Her leg gave way and she fell to the ground. Her blood trickled into the river. Even in the darkness she could tell it was a particularly beautiful shade of red.
Akamiko awoke in the senior’s bedroom. She lay on a thin mattress with a heavy blanket over her. Her thigh felt tender and was heavily bandaged. The senior sat beside her. “How did I get here?” Akamiko asked.
The senior consulted the characters on her arm. “I told my grandson to follow you. He brought you back here.”
“How long have I been here?”
Tears came to Akamiko’s eyes. “I missed the anniversary.”
The senior shook her head. “I took the ashes to the cemetery and performed the ceremony. I knew the Lady of All Colors and guided her way. I am sure she will excuse your absence.”
Akamiko grasped the senior’s hand. “Thank you,” she said. She hoped the lady’s spirit was at peace. She said a prayer of thanks in Toshi’s name, but there was nothing else she could do for him. He had been ghost born.
Akamiko spent a week recovering her strength. She embedded her purple sword in her leg, using its energy to give her the strength to walk again. The senior wanted to give her a horse to ride back to the capital, but Akamiko insisted she would walk.
It rained the morning of her departure. She visited Kitamura’s house, but there was no sign of the ghost hunter. She bid the villagers farewell and set off down the road leading north. She was not surprised when Kitamura tried to ambush her.
“You killed my son,” Kitamura screamed, and attacked with a plain, gray sword.

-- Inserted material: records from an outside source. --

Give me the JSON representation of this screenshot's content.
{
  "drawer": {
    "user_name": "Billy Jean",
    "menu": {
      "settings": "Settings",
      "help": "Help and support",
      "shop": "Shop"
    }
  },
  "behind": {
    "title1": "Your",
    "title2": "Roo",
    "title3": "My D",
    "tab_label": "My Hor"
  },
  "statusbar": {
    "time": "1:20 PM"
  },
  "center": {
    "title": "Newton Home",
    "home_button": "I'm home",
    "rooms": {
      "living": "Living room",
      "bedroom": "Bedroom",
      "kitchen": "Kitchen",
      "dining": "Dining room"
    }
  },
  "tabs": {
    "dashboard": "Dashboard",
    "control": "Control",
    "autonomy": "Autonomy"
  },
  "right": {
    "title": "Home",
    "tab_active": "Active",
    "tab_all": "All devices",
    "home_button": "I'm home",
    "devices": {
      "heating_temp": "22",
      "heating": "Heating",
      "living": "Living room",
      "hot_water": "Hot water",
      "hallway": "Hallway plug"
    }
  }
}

Akamiko again disarmed her. She used her blue sword to turn the raindrops to rope and tied up Kitamura. “Spend a year mourning your son. Then come to the capital. I will train you as a swordwriter.”

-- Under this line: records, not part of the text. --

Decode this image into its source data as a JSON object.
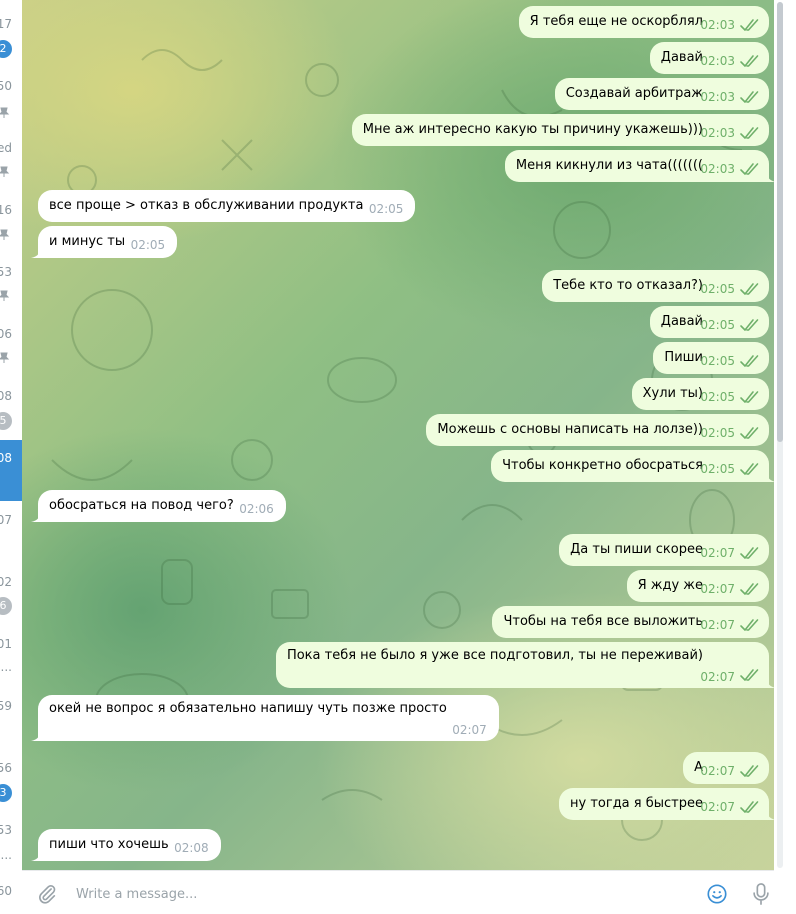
{
  "sidebar": {
    "items": [
      {
        "time": "17"
      },
      {
        "badge": "2",
        "badge_style": "accent"
      },
      {
        "time": "50"
      },
      {
        "pin": "pin-icon"
      },
      {
        "time": "ed"
      },
      {
        "pin": "pin-icon"
      },
      {
        "time": "16"
      },
      {
        "pin": "pin-icon"
      },
      {
        "time": "53"
      },
      {
        "pin": "pin-icon"
      },
      {
        "time": "06"
      },
      {
        "pin": "pin-icon"
      },
      {
        "time": "08"
      },
      {
        "badge": "5",
        "badge_style": "muted"
      },
      {
        "time": "08",
        "active": true
      },
      {
        "time": "07"
      },
      {
        "time": "02"
      },
      {
        "badge": "6",
        "badge_style": "muted"
      },
      {
        "time": "01"
      },
      {
        "time": "..."
      },
      {
        "time": "59"
      },
      {
        "time": "56"
      },
      {
        "badge": "3",
        "badge_style": "accent"
      },
      {
        "time": "53"
      },
      {
        "time": "..."
      },
      {
        "time": "60"
      }
    ]
  },
  "messages": [
    {
      "dir": "out",
      "text": "Я тебя еще не оскорблял",
      "time": "02:03",
      "read": true
    },
    {
      "dir": "out",
      "text": "Давай",
      "time": "02:03",
      "read": true
    },
    {
      "dir": "out",
      "text": "Создавай арбитраж",
      "time": "02:03",
      "read": true
    },
    {
      "dir": "out",
      "text": "Мне аж интересно какую ты причину укажешь)))",
      "time": "02:03",
      "read": true
    },
    {
      "dir": "out",
      "text": "Меня кикнули из чата(((((((",
      "time": "02:03",
      "read": true
    },
    {
      "dir": "in",
      "text": "все проще > отказ в обслуживании продукта",
      "time": "02:05"
    },
    {
      "dir": "in",
      "text": "и минус ты",
      "time": "02:05"
    },
    {
      "dir": "out",
      "text": "Тебе кто то отказал?)",
      "time": "02:05",
      "read": true
    },
    {
      "dir": "out",
      "text": "Давай",
      "time": "02:05",
      "read": true
    },
    {
      "dir": "out",
      "text": "Пиши",
      "time": "02:05",
      "read": true
    },
    {
      "dir": "out",
      "text": "Хули ты)",
      "time": "02:05",
      "read": true
    },
    {
      "dir": "out",
      "text": "Можешь с основы написать на лолзе))",
      "time": "02:05",
      "read": true
    },
    {
      "dir": "out",
      "text": "Чтобы конкретно обосраться",
      "time": "02:05",
      "read": true
    },
    {
      "dir": "in",
      "text": "обосраться на повод чего?",
      "time": "02:06"
    },
    {
      "dir": "out",
      "text": "Да ты пиши скорее",
      "time": "02:07",
      "read": true
    },
    {
      "dir": "out",
      "text": "Я жду же",
      "time": "02:07",
      "read": true
    },
    {
      "dir": "out",
      "text": "Чтобы на тебя все выложить",
      "time": "02:07",
      "read": true
    },
    {
      "dir": "out",
      "text": "Пока тебя не было я уже все подготовил, ты не переживай)",
      "time": "02:07",
      "read": true
    },
    {
      "dir": "in",
      "text": "окей не вопрос я обязательно напишу чуть позже просто",
      "time": "02:07"
    },
    {
      "dir": "out",
      "text": "А",
      "time": "02:07",
      "read": true
    },
    {
      "dir": "out",
      "text": "ну тогда я быстрее",
      "time": "02:07",
      "read": true
    },
    {
      "dir": "in",
      "text": "пиши что хочешь",
      "time": "02:08"
    }
  ],
  "composer": {
    "placeholder": "Write a message...",
    "attach_icon": "paperclip-icon",
    "emoji_icon": "emoji-icon",
    "mic_icon": "microphone-icon"
  },
  "colors": {
    "outgoing_bubble": "#effdde",
    "incoming_bubble": "#ffffff",
    "outgoing_time": "#6fb06a",
    "incoming_time": "#a0acb6",
    "accent": "#3a8fd5"
  }
}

“I’m going to kill you,” Kitamura screamed.
“Your thoughts should be with Toshi,” Akamiko insisted. “Then come to the capital.”
When Akamiko had thought all was lost, the Lady of All Colors had given her a new life. Akamiko would never have the lady’s gifts, but she had to at least try.
She had asked the senior’s grandson to follow behind her till she reached the edge of the village. She watched over Kitamura until he arrived. “Do not untie her until noon,” she instructed.
Kitamura struggled against the blue rope.
“Your boy was very brave,” Akamiko said. “I owe him my life. Come to the capital and I will try and repay that debt.” She thanked the senior’s grandson and set off down the road.
It had stopped raining by the time she reached the point where the road led away from the river. She had hoped to see a rainbow, but the sky was gray and overcast. So instead she pictured the brightest rainbow she had ever seen and continued on her journey.
© 2012 Aidan Doyle